* [DATA SHOWN]:
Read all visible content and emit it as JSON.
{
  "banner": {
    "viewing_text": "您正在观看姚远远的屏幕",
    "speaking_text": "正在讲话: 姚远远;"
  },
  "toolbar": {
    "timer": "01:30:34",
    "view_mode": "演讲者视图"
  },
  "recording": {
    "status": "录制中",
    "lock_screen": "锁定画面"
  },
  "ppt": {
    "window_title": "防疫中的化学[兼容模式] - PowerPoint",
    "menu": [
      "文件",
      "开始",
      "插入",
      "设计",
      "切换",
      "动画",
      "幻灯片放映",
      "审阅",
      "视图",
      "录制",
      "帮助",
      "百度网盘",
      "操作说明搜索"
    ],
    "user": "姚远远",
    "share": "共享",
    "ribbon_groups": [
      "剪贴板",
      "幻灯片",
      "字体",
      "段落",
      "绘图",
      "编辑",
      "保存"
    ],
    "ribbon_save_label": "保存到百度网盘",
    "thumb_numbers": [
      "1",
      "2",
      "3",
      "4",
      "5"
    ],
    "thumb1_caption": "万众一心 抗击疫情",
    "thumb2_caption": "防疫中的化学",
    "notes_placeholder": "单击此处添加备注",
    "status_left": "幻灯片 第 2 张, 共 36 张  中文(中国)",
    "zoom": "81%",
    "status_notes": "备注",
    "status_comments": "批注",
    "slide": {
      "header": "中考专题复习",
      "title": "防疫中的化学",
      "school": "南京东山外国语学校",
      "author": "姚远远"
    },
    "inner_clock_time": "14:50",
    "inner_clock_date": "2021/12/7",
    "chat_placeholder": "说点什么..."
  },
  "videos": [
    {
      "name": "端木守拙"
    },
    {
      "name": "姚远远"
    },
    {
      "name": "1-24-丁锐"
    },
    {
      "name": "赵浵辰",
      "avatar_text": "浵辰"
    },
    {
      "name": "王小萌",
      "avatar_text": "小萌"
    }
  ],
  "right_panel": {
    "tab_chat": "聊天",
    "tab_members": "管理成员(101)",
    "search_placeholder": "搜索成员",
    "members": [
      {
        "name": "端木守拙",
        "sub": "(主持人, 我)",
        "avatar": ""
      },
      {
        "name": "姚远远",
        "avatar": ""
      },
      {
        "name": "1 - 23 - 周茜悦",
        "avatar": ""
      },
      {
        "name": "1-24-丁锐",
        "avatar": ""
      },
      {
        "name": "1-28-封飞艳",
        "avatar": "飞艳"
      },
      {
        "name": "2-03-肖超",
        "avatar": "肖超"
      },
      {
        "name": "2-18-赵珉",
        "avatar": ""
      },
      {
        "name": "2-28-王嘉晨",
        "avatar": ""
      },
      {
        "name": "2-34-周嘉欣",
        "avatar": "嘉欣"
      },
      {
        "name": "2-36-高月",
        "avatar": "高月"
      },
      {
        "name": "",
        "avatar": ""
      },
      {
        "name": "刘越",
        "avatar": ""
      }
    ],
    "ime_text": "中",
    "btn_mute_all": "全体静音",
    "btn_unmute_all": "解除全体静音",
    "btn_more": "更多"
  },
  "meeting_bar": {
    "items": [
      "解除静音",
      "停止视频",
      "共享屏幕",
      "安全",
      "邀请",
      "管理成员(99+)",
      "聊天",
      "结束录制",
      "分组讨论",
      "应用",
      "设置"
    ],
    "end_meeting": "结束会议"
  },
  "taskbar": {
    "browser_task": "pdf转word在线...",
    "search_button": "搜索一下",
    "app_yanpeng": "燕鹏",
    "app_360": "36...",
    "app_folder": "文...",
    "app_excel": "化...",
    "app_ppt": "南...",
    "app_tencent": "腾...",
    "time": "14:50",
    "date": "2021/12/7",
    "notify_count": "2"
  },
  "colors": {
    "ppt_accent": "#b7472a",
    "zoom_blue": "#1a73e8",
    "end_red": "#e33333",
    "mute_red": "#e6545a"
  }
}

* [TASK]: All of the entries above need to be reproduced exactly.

* [RESULT]:
Read all visible content and emit it as JSON.
{
  "banner": {
    "viewing_text": "您正在观看姚远远的屏幕",
    "speaking_text": "正在讲话: 姚远远;"
  },
  "toolbar": {
    "timer": "01:30:34",
    "view_mode": "演讲者视图"
  },
  "recording": {
    "status": "录制中",
    "lock_screen": "锁定画面"
  },
  "ppt": {
    "window_title": "防疫中的化学[兼容模式] - PowerPoint",
    "menu": [
      "文件",
      "开始",
      "插入",
      "设计",
      "切换",
      "动画",
      "幻灯片放映",
      "审阅",
      "视图",
      "录制",
      "帮助",
      "百度网盘",
      "操作说明搜索"
    ],
    "user": "姚远远",
    "share": "共享",
    "ribbon_groups": [
      "剪贴板",
      "幻灯片",
      "字体",
      "段落",
      "绘图",
      "编辑",
      "保存"
    ],
    "ribbon_save_label": "保存到百度网盘",
    "thumb_numbers": [
      "1",
      "2",
      "3",
      "4",
      "5"
    ],
    "thumb1_caption": "万众一心 抗击疫情",
    "thumb2_caption": "防疫中的化学",
    "notes_placeholder": "单击此处添加备注",
    "status_left": "幻灯片 第 2 张, 共 36 张  中文(中国)",
    "zoom": "81%",
    "status_notes": "备注",
    "status_comments": "批注",
    "slide": {
      "header": "中考专题复习",
      "title": "防疫中的化学",
      "school": "南京东山外国语学校",
      "author": "姚远远"
    },
    "inner_clock_time": "14:50",
    "inner_clock_date": "2021/12/7",
    "chat_placeholder": "说点什么..."
  },
  "videos": [
    {
      "name": "端木守拙"
    },
    {
      "name": "姚远远"
    },
    {
      "name": "1-24-丁锐"
    },
    {
      "name": "赵浵辰",
      "avatar_text": "浵辰"
    },
    {
      "name": "王小萌",
      "avatar_text": "小萌"
    }
  ],
  "right_panel": {
    "tab_chat": "聊天",
    "tab_members": "管理成员(101)",
    "search_placeholder": "搜索成员",
    "members": [
      {
        "name": "端木守拙",
        "sub": "(主持人, 我)",
        "avatar": ""
      },
      {
        "name": "姚远远",
        "avatar": ""
      },
      {
        "name": "1 - 23 - 周茜悦",
        "avatar": ""
      },
      {
        "name": "1-24-丁锐",
        "avatar": ""
      },
      {
        "name": "1-28-封飞艳",
        "avatar": "飞艳"
      },
      {
        "name": "2-03-肖超",
        "avatar": "肖超"
      },
      {
        "name": "2-18-赵珉",
        "avatar": ""
      },
      {
        "name": "2-28-王嘉晨",
        "avatar": ""
      },
      {
        "name": "2-34-周嘉欣",
        "avatar": "嘉欣"
      },
      {
        "name": "2-36-高月",
        "avatar": "高月"
      },
      {
        "name": "",
        "avatar": ""
      },
      {
        "name": "刘越",
        "avatar": ""
      }
    ],
    "ime_text": "中",
    "btn_mute_all": "全体静音",
    "btn_unmute_all": "解除全体静音",
    "btn_more": "更多"
  },
  "meeting_bar": {
    "items": [
      "解除静音",
      "停止视频",
      "共享屏幕",
      "安全",
      "邀请",
      "管理成员(99+)",
      "聊天",
      "结束录制",
      "分组讨论",
      "应用",
      "设置"
    ],
    "end_meeting": "结束会议"
  },
  "taskbar": {
    "browser_task": "pdf转word在线...",
    "search_button": "搜索一下",
    "app_yanpeng": "燕鹏",
    "app_360": "36...",
    "app_folder": "文...",
    "app_excel": "化...",
    "app_ppt": "南...",
    "app_tencent": "腾...",
    "time": "14:50",
    "date": "2021/12/7",
    "notify_count": "2"
  },
  "colors": {
    "ppt_accent": "#b7472a",
    "zoom_blue": "#1a73e8",
    "end_red": "#e33333",
    "mute_red": "#e6545a"
  }
}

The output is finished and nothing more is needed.